The Capitol Press Corps swells when the legislature is in session when news organizations that cover government from a distance the rest of the year reopen their press rooms on the fifth floor for the duration or add employees at the capitol or a few months. In the off-session times, the on-site “gang” is smaller.
We use the word “gang” because the headline for this column is the same headline used by the Cole County Democrat, a weekly version of the daily Democrat, on January 3, 1907 when it told readers about the reporters who were arriving in town for the session that year.
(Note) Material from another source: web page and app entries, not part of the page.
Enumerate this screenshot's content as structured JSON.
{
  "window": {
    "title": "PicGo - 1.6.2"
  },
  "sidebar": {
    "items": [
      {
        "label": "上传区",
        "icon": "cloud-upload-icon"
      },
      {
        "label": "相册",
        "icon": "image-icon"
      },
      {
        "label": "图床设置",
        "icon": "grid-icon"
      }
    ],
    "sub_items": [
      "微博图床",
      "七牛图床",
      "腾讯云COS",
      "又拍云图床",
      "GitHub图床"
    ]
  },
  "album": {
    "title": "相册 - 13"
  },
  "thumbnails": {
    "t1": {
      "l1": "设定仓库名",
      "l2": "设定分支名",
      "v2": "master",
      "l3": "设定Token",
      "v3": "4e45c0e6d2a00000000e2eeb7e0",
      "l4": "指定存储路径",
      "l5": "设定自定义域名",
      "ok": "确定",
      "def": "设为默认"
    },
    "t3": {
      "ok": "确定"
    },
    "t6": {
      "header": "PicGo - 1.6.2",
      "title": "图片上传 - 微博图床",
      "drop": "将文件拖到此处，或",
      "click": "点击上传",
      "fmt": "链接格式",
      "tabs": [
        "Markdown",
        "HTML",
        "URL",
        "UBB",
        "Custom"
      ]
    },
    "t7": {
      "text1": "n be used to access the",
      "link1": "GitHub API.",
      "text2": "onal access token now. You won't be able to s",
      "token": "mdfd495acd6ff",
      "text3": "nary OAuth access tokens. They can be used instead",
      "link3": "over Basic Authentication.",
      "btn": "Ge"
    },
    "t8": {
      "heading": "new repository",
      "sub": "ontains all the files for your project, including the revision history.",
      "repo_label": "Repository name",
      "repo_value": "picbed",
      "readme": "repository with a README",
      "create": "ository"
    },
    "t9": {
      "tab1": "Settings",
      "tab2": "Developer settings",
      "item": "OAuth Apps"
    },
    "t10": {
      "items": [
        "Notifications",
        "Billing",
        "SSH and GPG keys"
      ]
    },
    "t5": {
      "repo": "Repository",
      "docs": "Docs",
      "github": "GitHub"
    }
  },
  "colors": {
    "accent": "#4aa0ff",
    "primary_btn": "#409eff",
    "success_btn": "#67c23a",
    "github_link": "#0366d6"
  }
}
The article was written, of course, by a member of the press corps, probably the guy from the Post whose name does not appear on the list, and it is clear there was good-natured camaraderie involved in what was then a pretty competitive bunch. But the days of two-newspaper towns are pretty much gone—Columbia being the only one in Missouri that comes to mind.
This, though, is the “press gang” of 1907 as the article put it:
As usual the best newspaper men in the State are here to cover the legislature. They are selected because excellent qualifications are required for the positions. Men who have been tried and not found wanting—men who never betray a confidence and above all tell the truth.
The Star and Times of Kansas city will be represented by Walter Evans, who with the probable exception of Charlie Oldham of this city, is the best posted man in the state on Missouri politics. He will be assisted by Claud Johnson, a very clever writer, but not well posted in politics.
The Kansas City Post will be represented by Will Williams, a most capable man, who represented the St. Joseph Gazette at the last session. Harry Edwards of this city will represent the Kansas City Journal. His ability as a writer needs no comment, as it is well known here. The St. Joseph News-Press will again be represented by the “Kid” reporter, but as he is young in years so he is old in experience and that is Bert G. Voorhees. This is the third general assembly that Voorhees has covered for the St. Joseph News-Press, which in itself stamps him as a most excellent reporter.
Rev. Ben Deering represents the St. Joseph Gazette this year.
Jos. J. McAuliffe will, of course, represent the Post-Dispatch. Joe is one of the newspaper men who has the happy faculty of both getting the news and writing. Joe has been coming here to legislatures and on special work for the Lord only knows how long, and each time he comes he makes more friends and “binds those he has with bands of steel.” He will be assisted by Curtis Betts, who has lived with us long enough for us to be glad he is here and to hope that he shall always live in Jefferson City.
The Star Chronicle will be represented by W. H. Quigley, who made a name for himself two years ago by his energies and reliable work on the St. Louis Chronicle, while the St. Louis Globe-Democrat will be represented by our own Sam Kellar, the immortal “S. K.” Nuf said.
The Republic will be represented by Chas. B. Oldham, who knows more politicians and political stories than any other writer in Missouri. Tom Masterson said to be one of the police reporters in St. Louis will be associated with Mr. Oldham in the Republic work.
These men and the members of the legislature are to be our guests for the winter; let’s show them a good time.
We don’t know if Ben Deering really was a minister although there are some contemporary accounts from that era of a minister by that name in St. Louis and in Indiana.
Joseph McAuliffe is the reporter who stirred up the great legislative Baking Powder Scandal of 1903 that forced a Lieutenant Governor out of office and led to the indictments of four state senators for bribery.
A photograph in the press room showing Governor Donnelly meeting with the press corps in his office (this was before Warren Hearnes turned the Governor’s Waiting Room into The Office) includes Curtis Betts, still on the job in about 1947. Also in the picture, by the way, is Bob Holliway, who arrived on the scene a few years after this 1907 article was written, and who spent time in the Cole County jail in 1917 when he would not reveal who on a county grand jury had told him a series of indictments would be issued against the former Commissioner of the Permanent Seat of Government (the equivalent of today’s Commissioner of Administration) who was indicted but never convicted for selling state-owned coal to other state officials or private citizens.
Today’s press corps is far different but no less committed than these jolly fellows of 1907 to telling readers, viewers, and listeners important things those citizens should know about what their elected legislators and state officials are up to. It’s a harder job than it was then because of the pressures technology puts on them in the form of constant minute-by-minute deadlines. And today, as then, some of the things they write are resented by those they write about—although their stories are unlikely to land them in jail. But the press corps remains an important link between citizens and those they elect to make the laws and regulations. It’s too bad there aren’t more of them.